Parents and students alike are skeptical and worried about whether back to school plans will work.
“How they’re going to spend their time, how they’re going to be able to socialize in the way they were before. I think there’s still going to be some anxiety and individuals who were most vulnerable prior to the pandemic are going to need the most support,” said Dr. John Ackerman, a psychologist at Nationwide Children’s Hospital.
Ackermann explained as parents decide whether or not to send their kids back in person, they are also deciding the structure of their children’s day.
“There’s decisions each person’s going to have to make to figure out: How do I build routine into my day? How do I add value? And how do I make sure there’s a structure there even if my school isn’t necessarily imposing that structure on them,” he said.
For kids going back to school in person, masks will be a major change they encounter.
Dr. Sara Bode, a pediatrician with Nationwide Children’s Hospital, encouraged parents to prepare their kids for mask wearing as soon as possible.
“You don’t want that to be the first day you’re talking about this or the first day they’re using these restrictions,” Dr. Bode said. “Specifically for mask wearing now is the time to start practicing and preparing around that so that kids are comfortable when the day comes.”
Some of those mask preparations can start at home.
“Wear it around the house. Maybe start with a small amount of time, even if you’re home but having them wear that while they’re doing their home activities is just going to help them learn to do this for longer and longer periods of times,” Dr. Bode said.
Dr. Bode added parents and guardians play a major part in setting an example by helping children feel comfortable wearing a mask and making sure their child’s mask feels comfortable.

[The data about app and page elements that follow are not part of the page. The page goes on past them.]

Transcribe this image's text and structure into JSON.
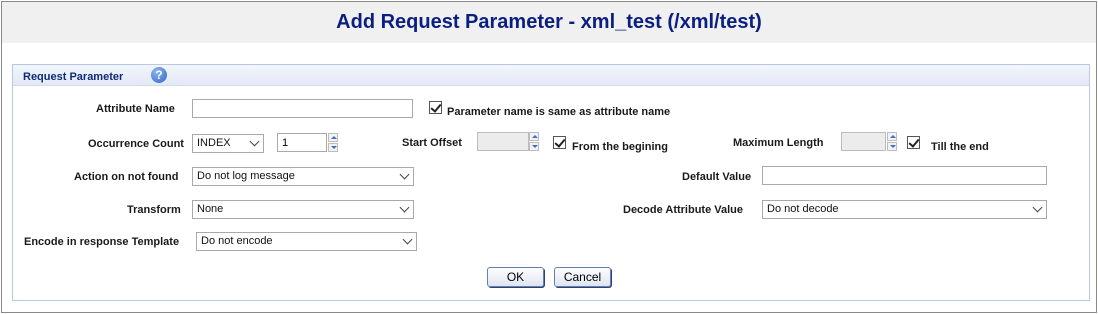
{
  "header": {
    "title": "Add Request Parameter - xml_test (/xml/test)"
  },
  "panel": {
    "title": "Request Parameter",
    "help_icon": "question-circle-icon"
  },
  "fields": {
    "attribute_name": {
      "label": "Attribute Name",
      "value": ""
    },
    "param_same_checkbox": {
      "label": "Parameter name is same as attribute name",
      "checked": true
    },
    "occurrence_count": {
      "label": "Occurrence Count",
      "selected": "INDEX",
      "count_value": "1"
    },
    "start_offset": {
      "label": "Start Offset",
      "value": ""
    },
    "from_beginning": {
      "label": "From the begining",
      "checked": true
    },
    "maximum_length": {
      "label": "Maximum Length",
      "value": ""
    },
    "till_end": {
      "label": "Till the end",
      "checked": true
    },
    "action_not_found": {
      "label": "Action on not found",
      "selected": "Do not log message"
    },
    "default_value": {
      "label": "Default Value",
      "value": ""
    },
    "transform": {
      "label": "Transform",
      "selected": "None"
    },
    "decode_attribute": {
      "label": "Decode Attribute Value",
      "selected": "Do not decode"
    },
    "encode_response": {
      "label": "Encode in response Template",
      "selected": "Do not encode"
    }
  },
  "buttons": {
    "ok": "OK",
    "cancel": "Cancel"
  },
  "colors": {
    "title": "#0b1f80",
    "panel_title": "#102a78",
    "spinner_arrow": "#3b6fc8"
  }
}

“Children follow their [parents] lead,” Dr. Bode said. “You need to also be wearing your mask all the time when you’re going out in public. You might need to try a couple different kinds. Try to get those now and have them practice until they find one that they like and then making it as fun as you can. So, if there’s colors they want or decorations, practicing putting it on their stuffed animals, if it’s a younger child, can be helpful.”
Parents can also set a good example with mental preparations.
Ackerman emphasized that parents should remind kids it’s okay to ask questions, ask for help, and that adults need help too.
“When they’re struggling, they can reach out for help. Have routines that they can engage in to get support, that’s a great model for kids to see,” Ackerman said. “We’re never all 100 percent so making sure that we get help when we need it is a sign of strength and bravery, and the more we let our kids know that, the better off they’re going to be.”
After six months away from the classroom, it is important more than ever to get back into those good routines.
“Make sure that they’re sleeping well, that they’re getting up their regular time, that they’re eating regular meals, that everything is set up for them succeed,” Dr. Bode said.
With so much uncertainty, giving kids options as part of that routine can help them feel more at ease.
“When we make decisions, maybe it’s a meal time, maybe it’s a preferred activity later in the day, it can really help a young person feel more in control when they have some say over things,” Ackermann said. “It’s nice to have some routine, but letting those kids make the call about how they spend some of their down time and that they have a say, that they can impact the world when it feels the world is a little out of control, is a big deal.”
Doctors want everyone to know that every family and child is different so there’s no one size fits all solution.
You can find more tips on how to prepare your child to wear a mask here.